Additional studies found this same dynamic applied when asking about other issues and personalities, and among Canadians as well as Americans. What’s more, “we also found greater desire to hear from like- vs. unlike-minded others on questions such as preferred beverages (Coke vs. Pepsi), seasons (spring vs. autumn), airplane seats (aisle vs. window), and sports league (NFL vs. NBA),” the researchers write.

So why do we have so little curiosity about how other people think? Primer and his colleagues addressed that question with a final study that returned to the same-sex marriage issue. Participants — 236 Americans — were asked “How interested are you in hearing someone tell you all about why he/she believes that same-sex marriage should (or should not) be legal?”

After they gave their answer on a scale of negative 100 (very uninterested) to 100 (very interested), all were asked “Why do you feel that way?” To tease out an accurate answer, they were presented with a series of statements and asked the degree to which each reflected their feelings. These included the assertions that hearing an opposing viewpoint would “cause me to feel angry,” “require a lot of effort on my part,” “likely result in a fight,” and “harm my relationship with the speaker.”

The researchers found participants avoided hearing out the other side for two basic reasons. They feared doing so “would create cognitive dissonance” — the psychological discomfort that arises from simultaneously holding two opposing beliefs. And they felt it would “undermine a shared reality with the speaker” — that is, disrupt the comforting delusion that we hold similar values.

So, seriously considering the views of people whose views are shaped by different ethical frameworks requires us to step out of our comfort zones in a very real way. We need to acknowledge the depths of our differences, and accept the discomfort of having our assumptions challenged.

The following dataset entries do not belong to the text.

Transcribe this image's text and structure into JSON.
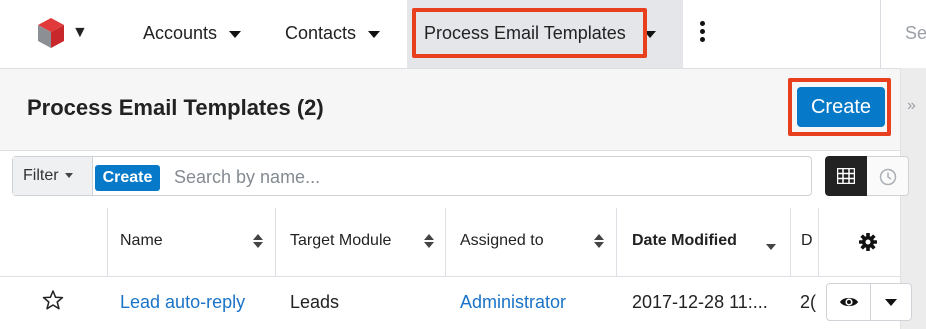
{
  "nav": {
    "tabs": [
      {
        "label": "Accounts"
      },
      {
        "label": "Contacts"
      },
      {
        "label": "Process Email Templates"
      }
    ],
    "search_fragment": "Se"
  },
  "header": {
    "title": "Process Email Templates (2)",
    "create_label": "Create"
  },
  "filter": {
    "filter_label": "Filter",
    "create_label": "Create",
    "search_placeholder": "Search by name..."
  },
  "table": {
    "columns": [
      "Name",
      "Target Module",
      "Assigned to",
      "Date Modified",
      "D"
    ],
    "rows": [
      {
        "name": "Lead auto-reply",
        "target_module": "Leads",
        "assigned_to": "Administrator",
        "date_modified": "2017-12-28 11:...",
        "d_fragment": "2("
      }
    ]
  },
  "colors": {
    "accent": "#0679c8",
    "highlight": "#e8401f",
    "link": "#1a73c7"
  },
  "icons": [
    "sugar-cube-logo-icon",
    "kebab-menu-icon",
    "sidebar-toggle-icon",
    "list-view-icon",
    "clock-icon",
    "sort-icon",
    "gear-icon",
    "star-icon",
    "eye-icon",
    "caret-down-icon"
  ]
}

The future of our democracy may depend on whether enough of us can summon the courage required to do just that.